DIRECTIONS - Count every line below in which "will" occurs, then give only the count.

EXTRACTED DATA -
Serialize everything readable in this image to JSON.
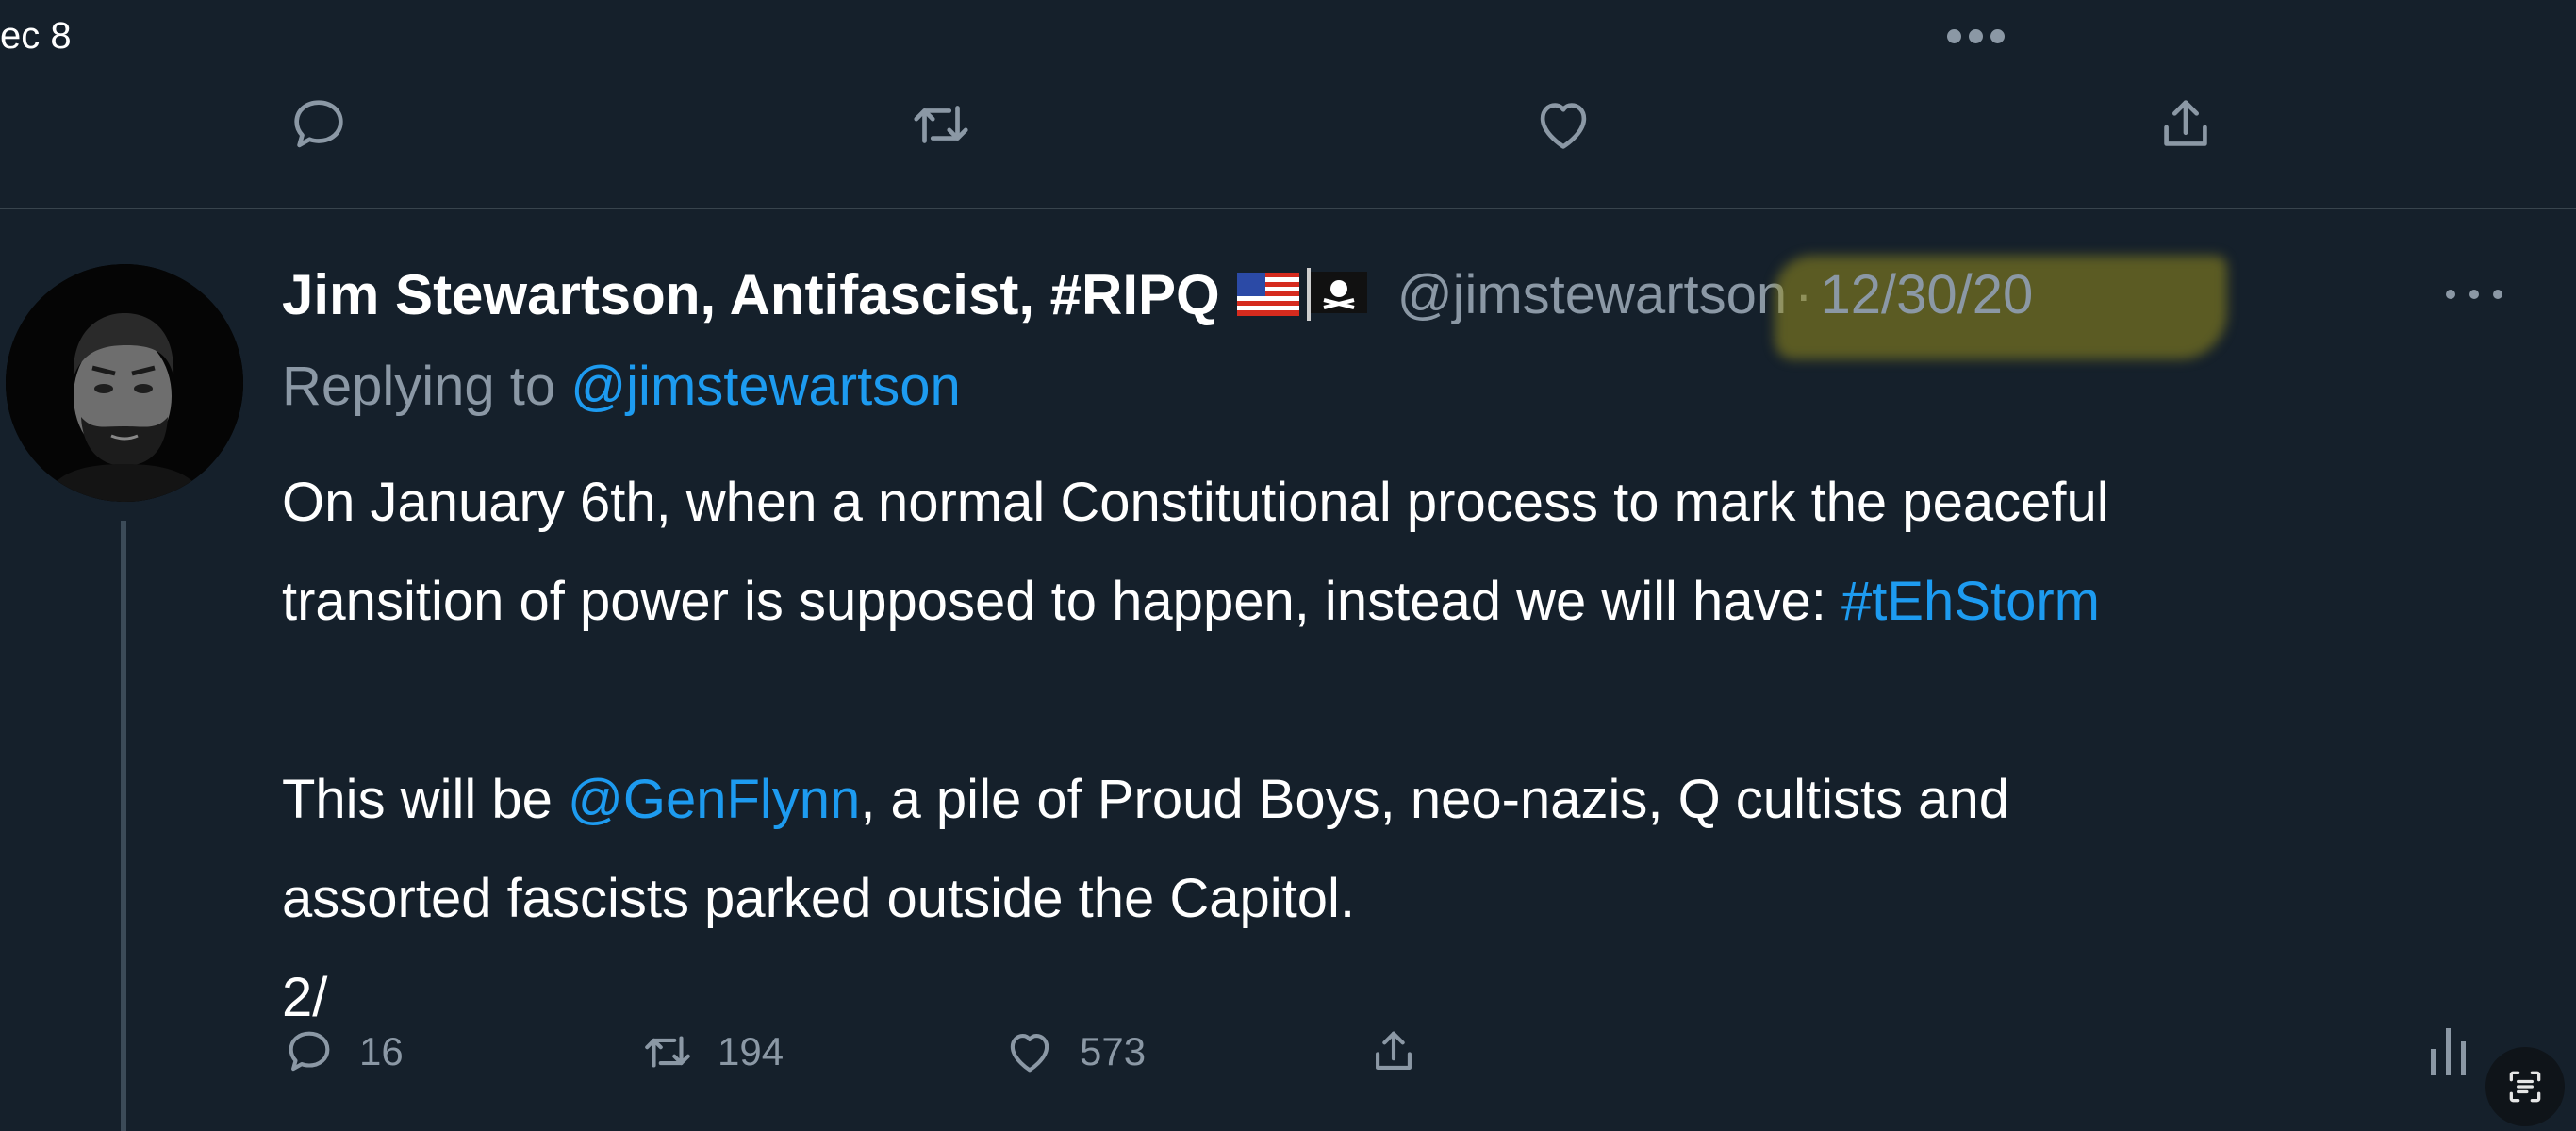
{
  "previous_tweet": {
    "date_fragment": "ec 8",
    "actions": {
      "reply_icon": "reply-icon",
      "retweet_icon": "retweet-icon",
      "like_icon": "like-icon",
      "share_icon": "share-icon"
    }
  },
  "tweet": {
    "author": {
      "display_name": "Jim Stewartson, Antifascist, #RIPQ",
      "flags": [
        "us-flag",
        "pirate-flag"
      ],
      "handle": "@jimstewartson",
      "avatar": "profile-photo-man-beard"
    },
    "separator": "·",
    "date": "12/30/20",
    "replying_prefix": "Replying to ",
    "replying_to": "@jimstewartson",
    "body": {
      "line1": "On January 6th, when a normal Constitutional process to mark the peaceful",
      "line2_text": "transition of power is supposed to happen, instead we will have: ",
      "line2_hashtag": "#tEhStorm",
      "line4_prefix": "This will be ",
      "line4_mention": "@GenFlynn",
      "line4_suffix": ", a pile of Proud Boys, neo-nazis, Q cultists and",
      "line5": "assorted fascists parked outside the Capitol.",
      "line6": "2/"
    },
    "stats": {
      "replies": "16",
      "retweets": "194",
      "likes": "573"
    }
  },
  "colors": {
    "background": "#15202b",
    "text_primary": "#ffffff",
    "text_secondary": "#8b98a5",
    "link": "#1d9bf0",
    "divider": "#38444d",
    "date_highlight": "#968c1e"
  }
}
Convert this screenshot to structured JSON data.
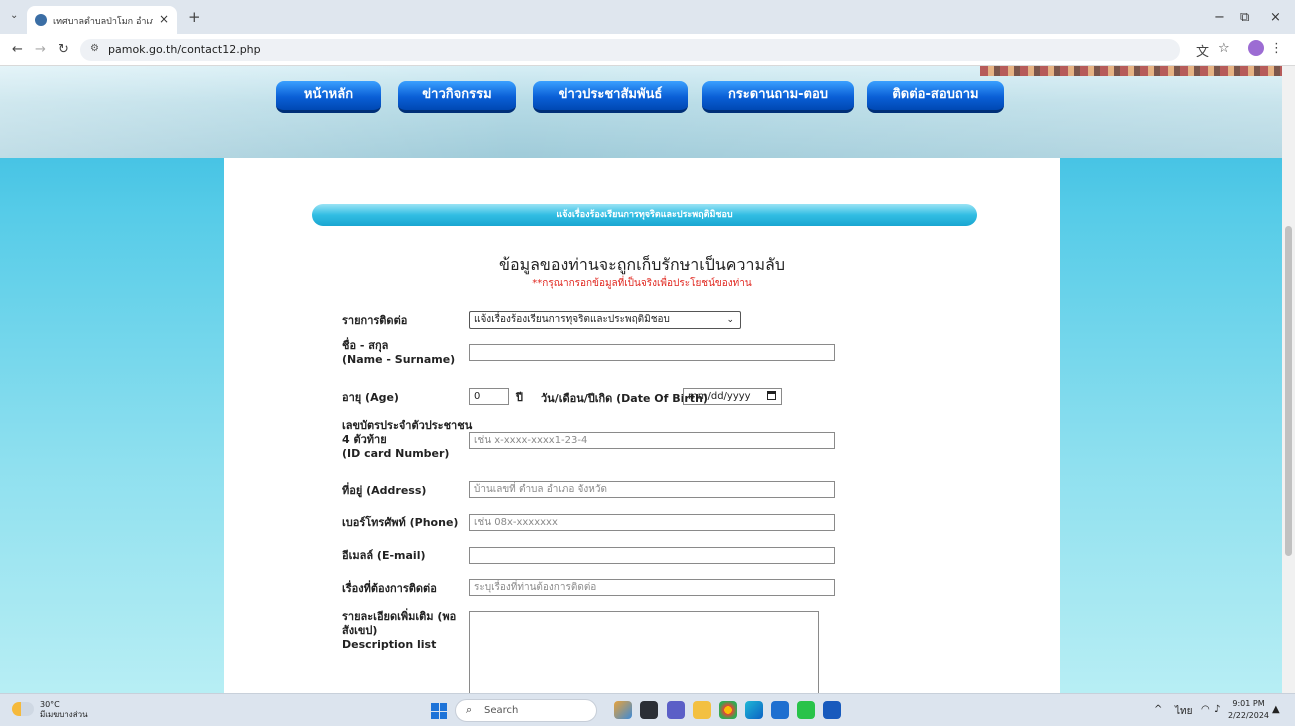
{
  "browser": {
    "tab_title": "เทศบาลตำบลป่าโมก อำเภอป่าโมก จั",
    "new_tab": "+",
    "tab_close": "×",
    "url": "pamok.go.th/contact12.php",
    "window_min": "−",
    "window_restore": "⧉",
    "window_close": "×"
  },
  "menu": {
    "items": [
      {
        "label": "หน้าหลัก"
      },
      {
        "label": "ข่าวกิจกรรม"
      },
      {
        "label": "ข่าวประชาสัมพันธ์"
      },
      {
        "label": "กระดานถาม-ตอบ"
      },
      {
        "label": "ติดต่อ-สอบถาม"
      }
    ]
  },
  "form": {
    "section_title": "แจ้งเรื่องร้องเรียนการทุจริตและประพฤติมิชอบ",
    "headline": "ข้อมูลของท่านจะถูกเก็บรักษาเป็นความลับ",
    "note": "**กรุณากรอกข้อมูลที่เป็นจริงเพื่อประโยชน์ของท่าน",
    "contact_type_label": "รายการติดต่อ",
    "contact_type_value": "แจ้งเรื่องร้องเรียนการทุจริตและประพฤติมิชอบ",
    "name_label": "ชื่อ - สกุล",
    "name_label_en": "(Name - Surname)",
    "name_value": "",
    "age_label": "อายุ (Age)",
    "age_value": "0",
    "age_unit": "ปี",
    "dob_label": "วัน/เดือน/ปีเกิด (Date Of Birth)",
    "dob_placeholder": "mm/dd/yyyy",
    "id_label_1": "เลขบัตรประจำตัวประชาชน",
    "id_label_2": "4 ตัวท้าย",
    "id_label_3": "(ID card Number)",
    "id_placeholder": "เช่น x-xxxx-xxxx1-23-4",
    "address_label": "ที่อยู่ (Address)",
    "address_placeholder": "บ้านเลขที่ ตำบล อำเภอ จังหวัด",
    "phone_label": "เบอร์โทรศัพท์ (Phone)",
    "phone_placeholder": "เช่น 08x-xxxxxxx",
    "email_label": "อีเมลล์ (E-mail)",
    "email_value": "",
    "subject_label": "เรื่องที่ต้องการติดต่อ",
    "subject_placeholder": "ระบุเรื่องที่ท่านต้องการติดต่อ",
    "details_label_1": "รายละเอียดเพิ่มเติม (พอ",
    "details_label_2": "สังเขป)",
    "details_label_3": "Description list"
  },
  "taskbar": {
    "temperature": "30°C",
    "weather_text": "มีเมฆบางส่วน",
    "search_label": "Search",
    "lang": "ไทย",
    "time": "9:01 PM",
    "date": "2/22/2024"
  },
  "colors": {
    "menu_blue": "#0a5fd6",
    "section_bar": "#31bde3",
    "note_red": "#e0261e",
    "page_bg": "#57cce8"
  }
}
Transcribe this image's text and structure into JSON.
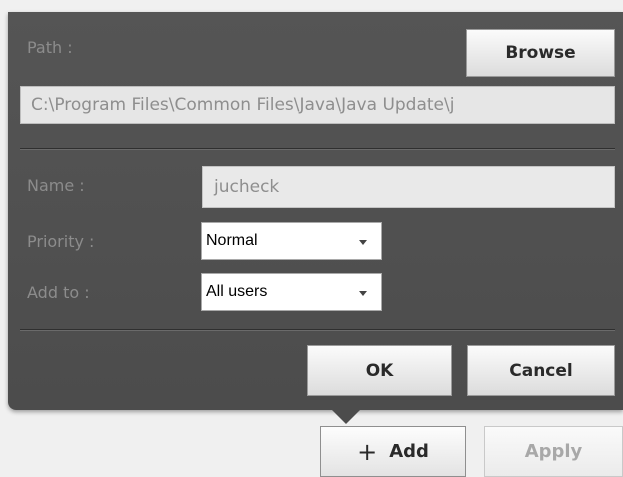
{
  "top_strip": {
    "text": ""
  },
  "dialog": {
    "path_label": "Path :",
    "browse_label": "Browse",
    "path_value": "C:\\Program Files\\Common Files\\Java\\Java Update\\j",
    "name_label": "Name :",
    "name_value": "jucheck",
    "priority_label": "Priority :",
    "priority_value": "Normal",
    "add_to_label": "Add to :",
    "add_to_value": "All users",
    "ok_label": "OK",
    "cancel_label": "Cancel"
  },
  "toolbar": {
    "add_label": "Add",
    "apply_label": "Apply"
  },
  "colors": {
    "panel_bg": "#515151",
    "label_text": "#8c8c8c",
    "field_text": "#8e8e8e",
    "disabled_text": "#a8a8a8"
  },
  "icons": {
    "add": "plus-icon",
    "select_caret": "chevron-down-icon"
  }
}
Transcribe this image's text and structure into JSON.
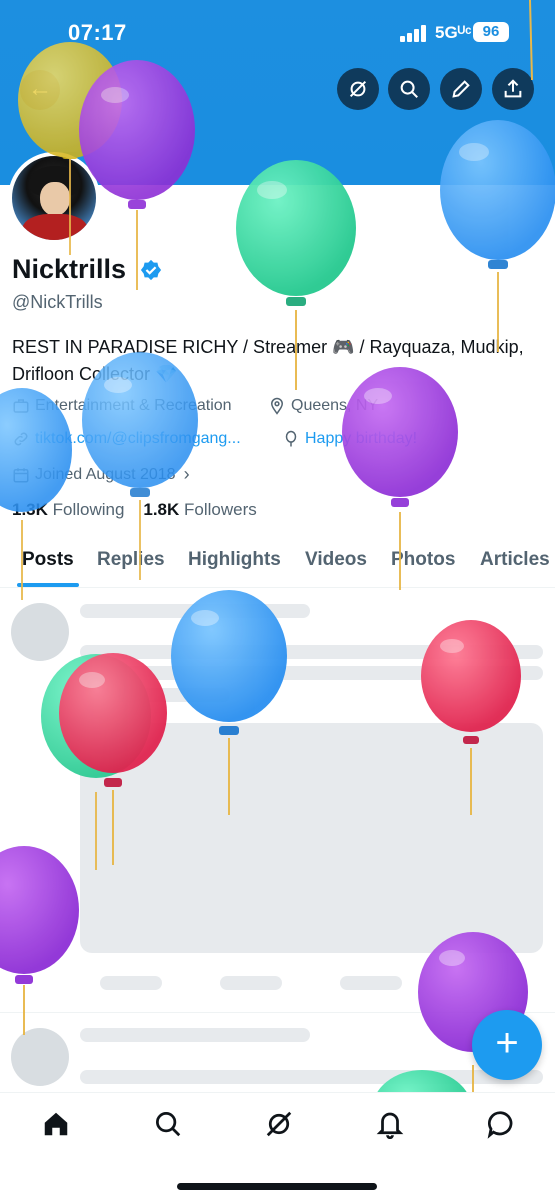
{
  "status": {
    "time": "07:17",
    "network": "5Gᵁᶜ",
    "battery": "96"
  },
  "header": {
    "back_icon": "arrow-left-icon",
    "actions": [
      "grok-icon",
      "search-icon",
      "edit-icon",
      "share-icon"
    ]
  },
  "profile": {
    "display_name": "Nicktrills",
    "handle": "@NickTrills",
    "bio": "REST IN PARADISE RICHY / Streamer 🎮 / Rayquaza, Mudkip, Drifloon Collector 💎",
    "category": "Entertainment & Recreation",
    "location": "Queens, NY",
    "website": "tiktok.com/@clipsfromgang...",
    "birthday": "Happy birthday!",
    "joined": "Joined August 2018",
    "following_count": "1.3K",
    "following_label": "Following",
    "followers_count": "1.8K",
    "followers_label": "Followers"
  },
  "tabs": [
    "Posts",
    "Replies",
    "Highlights",
    "Videos",
    "Photos",
    "Articles"
  ],
  "active_tab": "Posts",
  "fab": {
    "label": "+"
  },
  "bottom_nav": [
    "home-icon",
    "search-icon",
    "grok-icon",
    "bell-icon",
    "messages-icon"
  ],
  "colors": {
    "accent": "#1d9bf0",
    "banner": "#1a8ee0",
    "text": "#0f1419",
    "muted": "#536471"
  }
}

ANSWER AREA - 2